[Dataset entries]

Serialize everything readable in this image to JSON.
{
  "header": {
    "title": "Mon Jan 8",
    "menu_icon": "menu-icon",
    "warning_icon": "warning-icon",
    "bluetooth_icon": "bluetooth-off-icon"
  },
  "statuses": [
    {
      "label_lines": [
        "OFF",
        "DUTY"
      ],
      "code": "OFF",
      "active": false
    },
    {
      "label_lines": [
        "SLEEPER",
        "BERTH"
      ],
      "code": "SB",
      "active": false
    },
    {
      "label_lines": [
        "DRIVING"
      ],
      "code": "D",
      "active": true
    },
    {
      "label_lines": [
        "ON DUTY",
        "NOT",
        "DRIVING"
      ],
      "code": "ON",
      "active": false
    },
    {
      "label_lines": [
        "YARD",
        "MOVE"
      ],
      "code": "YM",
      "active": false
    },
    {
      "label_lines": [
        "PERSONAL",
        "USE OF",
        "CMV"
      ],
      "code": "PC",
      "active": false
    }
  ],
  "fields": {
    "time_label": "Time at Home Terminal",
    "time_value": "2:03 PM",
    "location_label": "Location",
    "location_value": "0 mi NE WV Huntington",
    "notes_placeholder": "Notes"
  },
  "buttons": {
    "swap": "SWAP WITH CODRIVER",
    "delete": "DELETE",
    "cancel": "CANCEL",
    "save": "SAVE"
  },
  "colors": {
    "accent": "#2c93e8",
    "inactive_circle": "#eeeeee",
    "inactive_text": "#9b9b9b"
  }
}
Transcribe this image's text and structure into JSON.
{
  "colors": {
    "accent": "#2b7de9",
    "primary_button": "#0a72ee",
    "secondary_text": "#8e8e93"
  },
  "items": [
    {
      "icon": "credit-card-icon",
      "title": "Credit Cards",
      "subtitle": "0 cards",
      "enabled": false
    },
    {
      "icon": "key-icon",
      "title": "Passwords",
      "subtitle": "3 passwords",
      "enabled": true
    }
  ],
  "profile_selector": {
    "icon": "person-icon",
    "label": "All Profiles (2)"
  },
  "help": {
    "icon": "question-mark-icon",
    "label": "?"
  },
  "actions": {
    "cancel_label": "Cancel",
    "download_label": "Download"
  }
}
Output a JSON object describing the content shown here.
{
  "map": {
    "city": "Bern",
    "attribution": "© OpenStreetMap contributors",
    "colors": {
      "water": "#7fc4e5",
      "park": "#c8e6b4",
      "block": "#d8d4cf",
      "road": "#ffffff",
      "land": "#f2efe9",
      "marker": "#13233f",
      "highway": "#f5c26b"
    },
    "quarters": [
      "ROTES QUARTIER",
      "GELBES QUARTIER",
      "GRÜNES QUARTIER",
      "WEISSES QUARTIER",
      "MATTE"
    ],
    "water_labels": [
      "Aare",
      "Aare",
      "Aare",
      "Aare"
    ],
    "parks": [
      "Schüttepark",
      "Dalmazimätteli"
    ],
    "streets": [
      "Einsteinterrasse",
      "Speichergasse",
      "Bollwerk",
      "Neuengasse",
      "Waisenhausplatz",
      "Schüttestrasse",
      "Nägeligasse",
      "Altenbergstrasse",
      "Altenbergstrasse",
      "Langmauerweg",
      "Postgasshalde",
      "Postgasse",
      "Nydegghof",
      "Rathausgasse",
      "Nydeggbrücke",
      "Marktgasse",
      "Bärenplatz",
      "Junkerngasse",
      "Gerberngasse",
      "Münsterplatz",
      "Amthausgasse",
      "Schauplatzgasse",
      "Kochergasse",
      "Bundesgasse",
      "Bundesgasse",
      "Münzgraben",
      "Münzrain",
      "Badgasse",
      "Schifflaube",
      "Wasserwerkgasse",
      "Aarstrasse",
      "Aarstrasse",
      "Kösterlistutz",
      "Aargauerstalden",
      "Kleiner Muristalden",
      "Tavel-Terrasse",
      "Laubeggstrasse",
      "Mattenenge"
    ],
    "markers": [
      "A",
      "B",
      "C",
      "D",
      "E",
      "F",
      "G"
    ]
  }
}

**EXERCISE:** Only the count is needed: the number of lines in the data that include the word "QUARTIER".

**OUTPUT FOR THIS TASK:** 4